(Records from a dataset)

==*==

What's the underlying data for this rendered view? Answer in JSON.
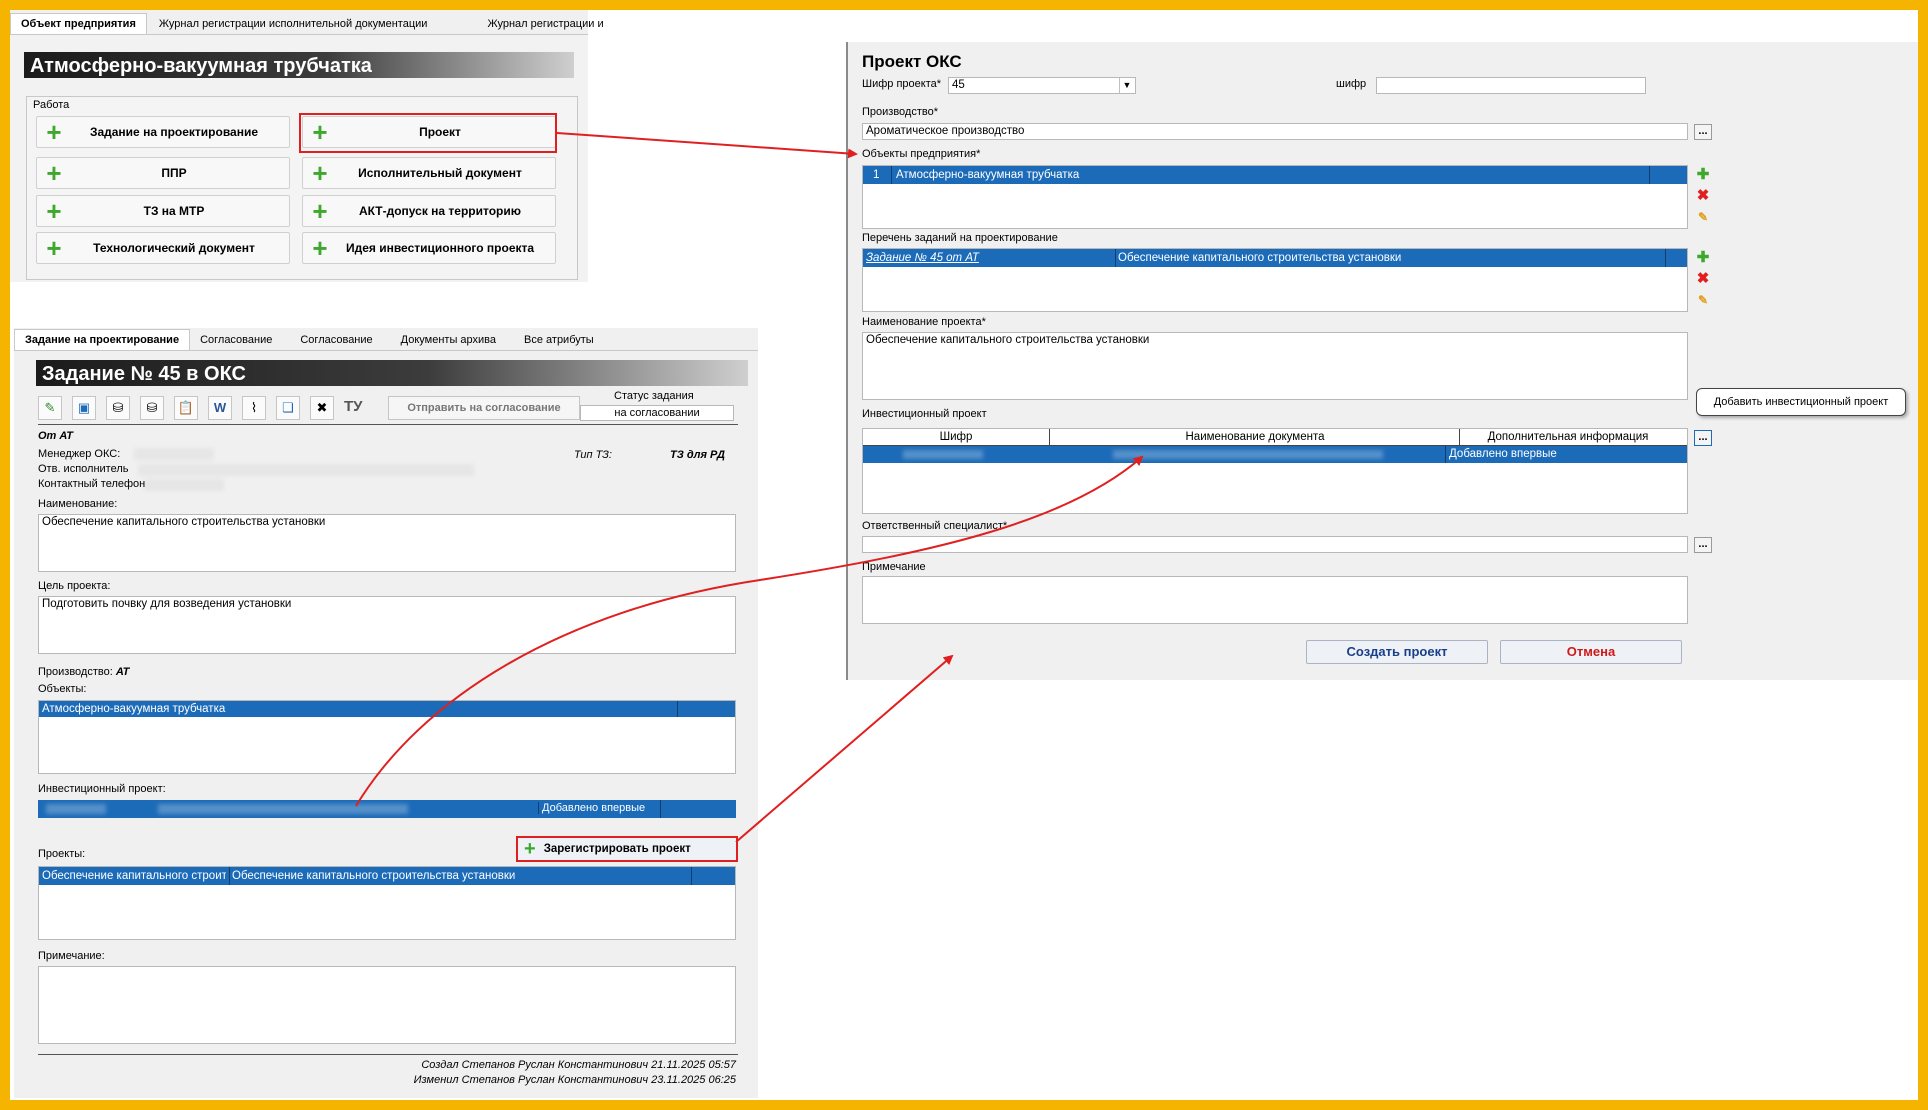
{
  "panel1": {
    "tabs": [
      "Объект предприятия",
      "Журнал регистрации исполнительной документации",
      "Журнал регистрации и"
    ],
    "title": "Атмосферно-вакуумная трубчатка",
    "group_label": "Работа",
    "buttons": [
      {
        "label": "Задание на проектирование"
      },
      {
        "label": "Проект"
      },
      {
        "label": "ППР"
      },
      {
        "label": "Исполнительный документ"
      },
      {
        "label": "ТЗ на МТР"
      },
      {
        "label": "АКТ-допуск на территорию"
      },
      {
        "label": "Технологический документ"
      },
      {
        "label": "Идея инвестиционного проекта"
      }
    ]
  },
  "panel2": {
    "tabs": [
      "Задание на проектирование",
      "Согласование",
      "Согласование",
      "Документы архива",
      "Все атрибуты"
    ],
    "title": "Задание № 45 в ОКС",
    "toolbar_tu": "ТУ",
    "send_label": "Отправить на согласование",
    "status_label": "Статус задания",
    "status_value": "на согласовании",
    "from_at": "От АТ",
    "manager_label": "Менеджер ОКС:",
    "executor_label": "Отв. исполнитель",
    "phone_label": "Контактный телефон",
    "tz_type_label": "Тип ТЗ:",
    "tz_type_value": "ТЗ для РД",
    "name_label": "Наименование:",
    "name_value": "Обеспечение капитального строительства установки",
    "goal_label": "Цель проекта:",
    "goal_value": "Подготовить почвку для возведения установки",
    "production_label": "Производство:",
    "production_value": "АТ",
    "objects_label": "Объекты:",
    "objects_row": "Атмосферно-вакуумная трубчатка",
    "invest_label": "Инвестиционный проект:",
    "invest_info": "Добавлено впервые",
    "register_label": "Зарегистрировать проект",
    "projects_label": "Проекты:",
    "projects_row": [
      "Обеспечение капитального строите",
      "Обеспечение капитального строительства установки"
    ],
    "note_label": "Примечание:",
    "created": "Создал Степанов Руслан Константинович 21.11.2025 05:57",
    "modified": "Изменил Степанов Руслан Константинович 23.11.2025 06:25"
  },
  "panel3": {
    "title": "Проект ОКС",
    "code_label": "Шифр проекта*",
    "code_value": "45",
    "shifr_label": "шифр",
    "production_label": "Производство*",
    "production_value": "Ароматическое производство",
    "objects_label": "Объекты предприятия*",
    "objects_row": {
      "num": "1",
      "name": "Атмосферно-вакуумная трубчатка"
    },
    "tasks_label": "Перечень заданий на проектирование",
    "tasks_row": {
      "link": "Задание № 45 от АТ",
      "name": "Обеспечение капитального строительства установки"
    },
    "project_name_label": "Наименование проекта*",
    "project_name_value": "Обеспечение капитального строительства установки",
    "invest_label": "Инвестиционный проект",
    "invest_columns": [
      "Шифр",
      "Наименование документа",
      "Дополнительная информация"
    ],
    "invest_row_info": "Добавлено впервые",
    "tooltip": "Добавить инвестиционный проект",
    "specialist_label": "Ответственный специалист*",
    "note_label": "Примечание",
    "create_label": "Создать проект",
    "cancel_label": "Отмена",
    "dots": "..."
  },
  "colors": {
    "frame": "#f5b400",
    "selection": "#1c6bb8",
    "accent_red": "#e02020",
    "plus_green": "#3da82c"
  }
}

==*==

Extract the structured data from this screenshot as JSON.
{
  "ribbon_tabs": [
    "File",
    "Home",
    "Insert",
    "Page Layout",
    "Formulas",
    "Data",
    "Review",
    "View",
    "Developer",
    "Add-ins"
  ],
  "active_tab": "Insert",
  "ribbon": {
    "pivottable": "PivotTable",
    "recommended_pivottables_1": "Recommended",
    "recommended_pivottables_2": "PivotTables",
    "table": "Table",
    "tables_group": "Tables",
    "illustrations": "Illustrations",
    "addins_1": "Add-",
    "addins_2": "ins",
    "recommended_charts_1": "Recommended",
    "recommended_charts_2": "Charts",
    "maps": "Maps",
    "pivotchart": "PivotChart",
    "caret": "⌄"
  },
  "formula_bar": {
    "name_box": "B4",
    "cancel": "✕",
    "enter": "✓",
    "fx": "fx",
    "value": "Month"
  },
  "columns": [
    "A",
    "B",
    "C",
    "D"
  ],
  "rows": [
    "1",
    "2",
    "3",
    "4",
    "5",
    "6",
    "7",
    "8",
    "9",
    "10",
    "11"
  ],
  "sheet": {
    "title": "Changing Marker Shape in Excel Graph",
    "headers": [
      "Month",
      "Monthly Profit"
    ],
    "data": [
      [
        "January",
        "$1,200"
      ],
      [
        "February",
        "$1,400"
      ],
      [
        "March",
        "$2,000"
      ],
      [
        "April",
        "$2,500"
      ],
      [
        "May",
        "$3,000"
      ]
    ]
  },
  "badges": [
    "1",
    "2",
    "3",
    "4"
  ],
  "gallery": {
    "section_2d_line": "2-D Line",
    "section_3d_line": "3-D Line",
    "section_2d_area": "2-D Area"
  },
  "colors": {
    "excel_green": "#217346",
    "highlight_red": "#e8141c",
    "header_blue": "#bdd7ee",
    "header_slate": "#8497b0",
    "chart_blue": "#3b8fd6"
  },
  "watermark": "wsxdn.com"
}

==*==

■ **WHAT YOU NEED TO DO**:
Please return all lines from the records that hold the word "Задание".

■ **EXERCISE OUTPUT**:
        "label": "Задание на проектирование"
      "Задание на проектирование",
    "title": "Задание № 45 в ОКС",
      "link": "Задание № 45 от АТ",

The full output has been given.